Description: Historian David Rothman traces the ways in which middle-class demand for high-tech medical interventions has shaped the course of American medicine in the twentieth century.
Purpose: This book grapples with a central question of contemporary American life: how is it that a country with an extremely high level of skilled technological intervention in the ailing human body countenances the vast inequity of access to basic and complex health services?
Audience: This book will be of interest to medical professionals and historians as well as to members of the public interested in the historical roots of contemporary dilemmas over health insurance, managed care, and the role of the federal government in American healthcare.
Features: Six chapters, arranged chronologically, highlight turning points in medical technology, access to health services, and national vs. private responsibility for the expenses of healthcare.
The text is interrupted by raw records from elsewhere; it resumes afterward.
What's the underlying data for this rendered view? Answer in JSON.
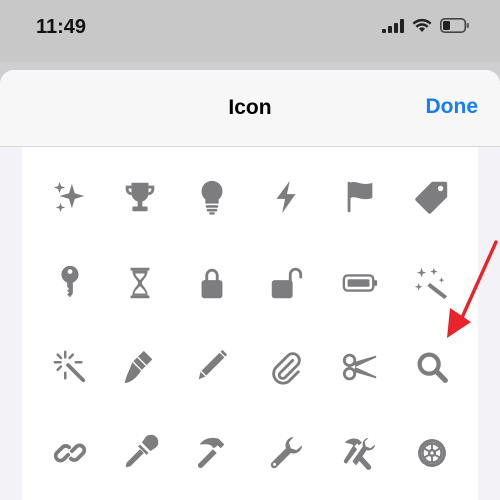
{
  "status_bar": {
    "time": "11:49"
  },
  "nav": {
    "title": "Icon",
    "done_label": "Done"
  },
  "colors": {
    "icon": "#7d7d80",
    "accent": "#1a7cf5",
    "arrow": "#e8232a"
  },
  "icons": [
    [
      "sparkles-icon",
      "trophy-icon",
      "lightbulb-icon",
      "bolt-icon",
      "flag-icon",
      "tag-icon"
    ],
    [
      "key-icon",
      "hourglass-icon",
      "lock-icon",
      "unlock-icon",
      "battery-icon",
      "magic-wand-icon"
    ],
    [
      "magic-wand-burst-icon",
      "paintbrush-icon",
      "pencil-icon",
      "paperclip-icon",
      "scissors-icon",
      "magnifying-glass-icon"
    ],
    [
      "link-icon",
      "eyedropper-icon",
      "hammer-icon",
      "wrench-icon",
      "tools-icon",
      "gear-icon"
    ]
  ]
}
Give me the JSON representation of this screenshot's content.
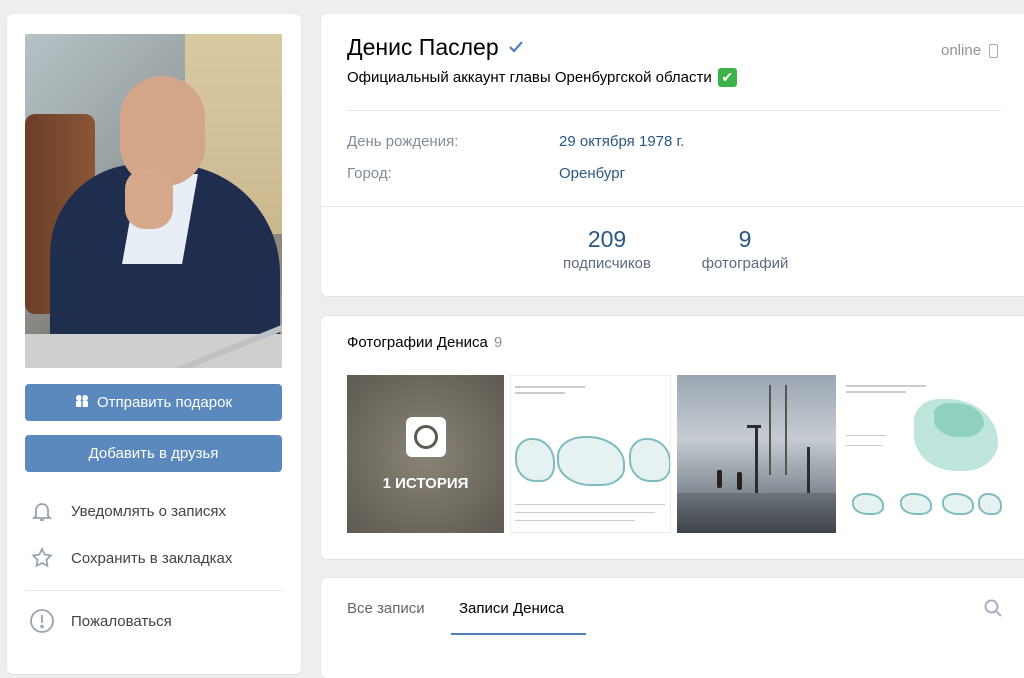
{
  "left": {
    "gift_button": "Отправить подарок",
    "add_friend_button": "Добавить в друзья",
    "actions": [
      {
        "icon": "bell-icon",
        "label": "Уведомлять о записях"
      },
      {
        "icon": "star-icon",
        "label": "Сохранить в закладках"
      },
      {
        "icon": "warning-icon",
        "label": "Пожаловаться"
      }
    ]
  },
  "profile": {
    "name": "Денис Паслер",
    "status": "Официальный аккаунт главы Оренбургской области",
    "online": "online",
    "birthday_label": "День рождения:",
    "birthday_value": "29 октября 1978 г.",
    "city_label": "Город:",
    "city_value": "Оренбург",
    "counters": [
      {
        "number": "209",
        "label": "подписчиков"
      },
      {
        "number": "9",
        "label": "фотографий"
      }
    ]
  },
  "photos": {
    "title": "Фотографии Дениса",
    "count": "9",
    "story_label": "1 ИСТОРИЯ"
  },
  "wall": {
    "tabs": [
      {
        "label": "Все записи",
        "active": false
      },
      {
        "label": "Записи Дениса",
        "active": true
      }
    ]
  },
  "colors": {
    "accent": "#5181b8",
    "button": "#5b88bd",
    "link": "#2a5885",
    "online_green": "#3bb34a"
  }
}
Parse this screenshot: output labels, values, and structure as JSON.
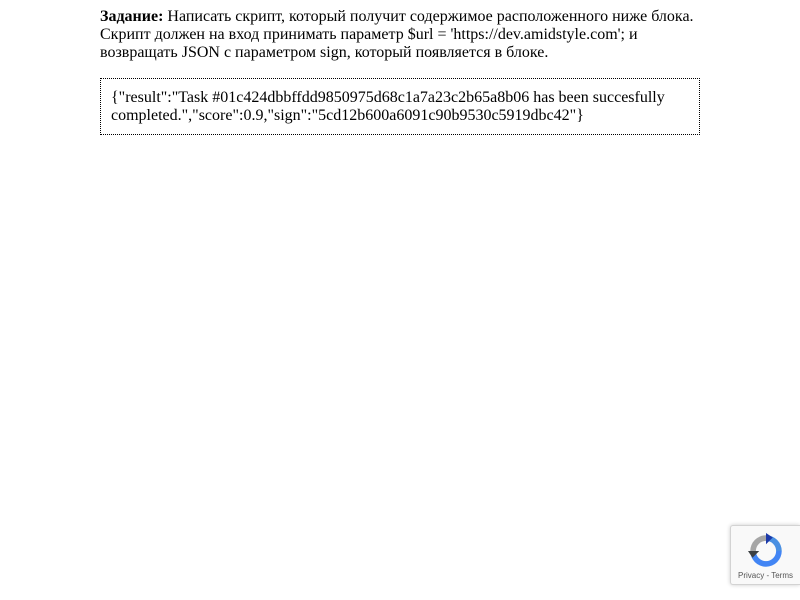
{
  "task": {
    "label": "Задание:",
    "text": " Написать скрипт, который получит содержимое расположенного ниже блока. Скрипт должен на вход принимать параметр $url = 'https://dev.amidstyle.com'; и возвращать JSON с параметром sign, который появляется в блоке."
  },
  "result_block": {
    "text": "{\"result\":\"Task #01c424dbbffdd9850975d68c1a7a23c2b65a8b06 has been succesfully completed.\",\"score\":0.9,\"sign\":\"5cd12b600a6091c90b9530c5919dbc42\"}"
  },
  "recaptcha": {
    "privacy_label": "Privacy",
    "separator": " - ",
    "terms_label": "Terms",
    "icon": "recaptcha-icon"
  }
}
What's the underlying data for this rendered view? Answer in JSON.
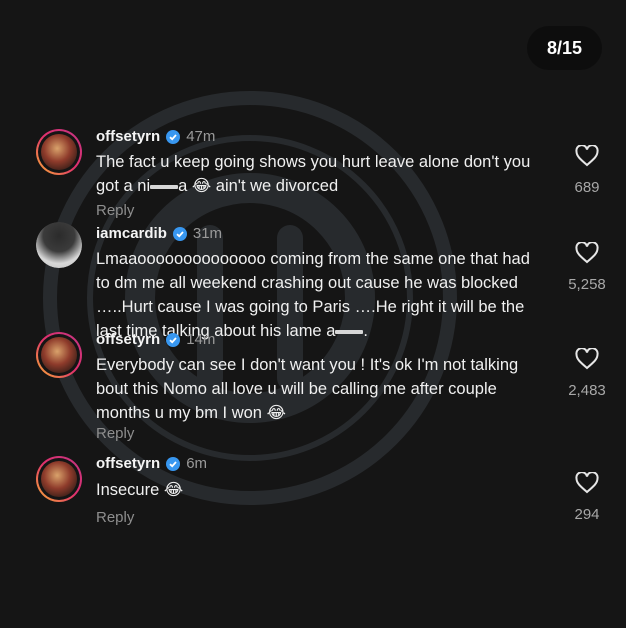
{
  "page_counter": "8/15",
  "colors": {
    "background": "#151515",
    "verified_blue": "#3897f0",
    "secondary_text": "#9a9a9a"
  },
  "comments": [
    {
      "username": "offsetyrn",
      "time": "47m",
      "text_before": "The fact u keep going shows you hurt leave alone don't you got a ni",
      "censored_mid": "a",
      "emoji": "😂",
      "text_after": " ain't we divorced",
      "reply": "Reply",
      "likes": "689"
    },
    {
      "username": "iamcardib",
      "time": "31m",
      "text_before": "Lmaaoooooooooooooo coming from the same one that had to dm me all weekend crashing out cause he was blocked …..Hurt cause I was going to Paris ….He right it will be the last time talking about his lame a",
      "text_after": ".",
      "likes": "5,258"
    },
    {
      "username": "offsetyrn",
      "time": "14m",
      "text": "Everybody can see I don't want you ! It's ok I'm not talking bout this Nomo all love u will be calling me after couple months u my bm I won",
      "emoji": "😂",
      "reply": "Reply",
      "likes": "2,483"
    },
    {
      "username": "offsetyrn",
      "time": "6m",
      "text": "Insecure",
      "emoji": "😂",
      "reply": "Reply",
      "likes": "294"
    }
  ],
  "icons": {
    "verified": "verified-badge-icon",
    "heart": "heart-outline-icon"
  }
}
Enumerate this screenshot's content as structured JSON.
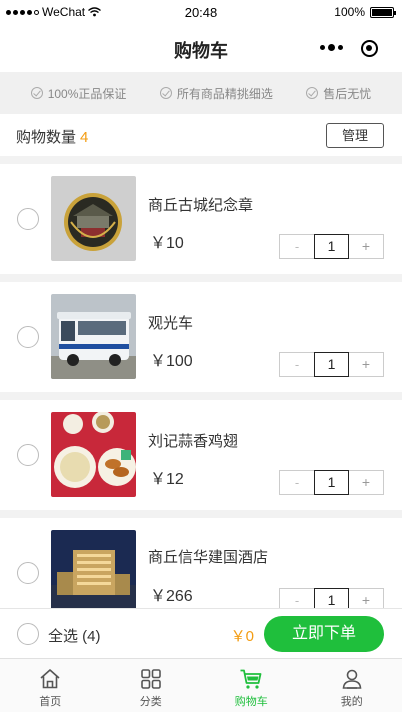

Successive chapters discuss the beginnings of Blue Cross in the 1930s, provision of iron lungs in the 1940s and 1950s, debates over Medicare in the early 1960s, federal assumption of the costs of kidney dialysis in the early 1970s, the advent of the respirator in the last third of this century, and the Clinton health plan of the early 1990s. The book's index is useful, and the print quality is good.
Assessment: Rothman's argument is nuanced and historically informed; his writing is clear and straightforward; and his conclusion, that technology in American medicine has been intimately connected with increasing inequality, is thought-provoking and unsettling. Beginnings Count wields a sharp argument, but no bombast. Although Rothman implicitly assails the failure of American medicine to widen access to healthcare, especially technological interventions, to those below the "middle classes," he does so in measured arguments and careful prose, backed up by scholarly research and occasionally enlivened by dry wit.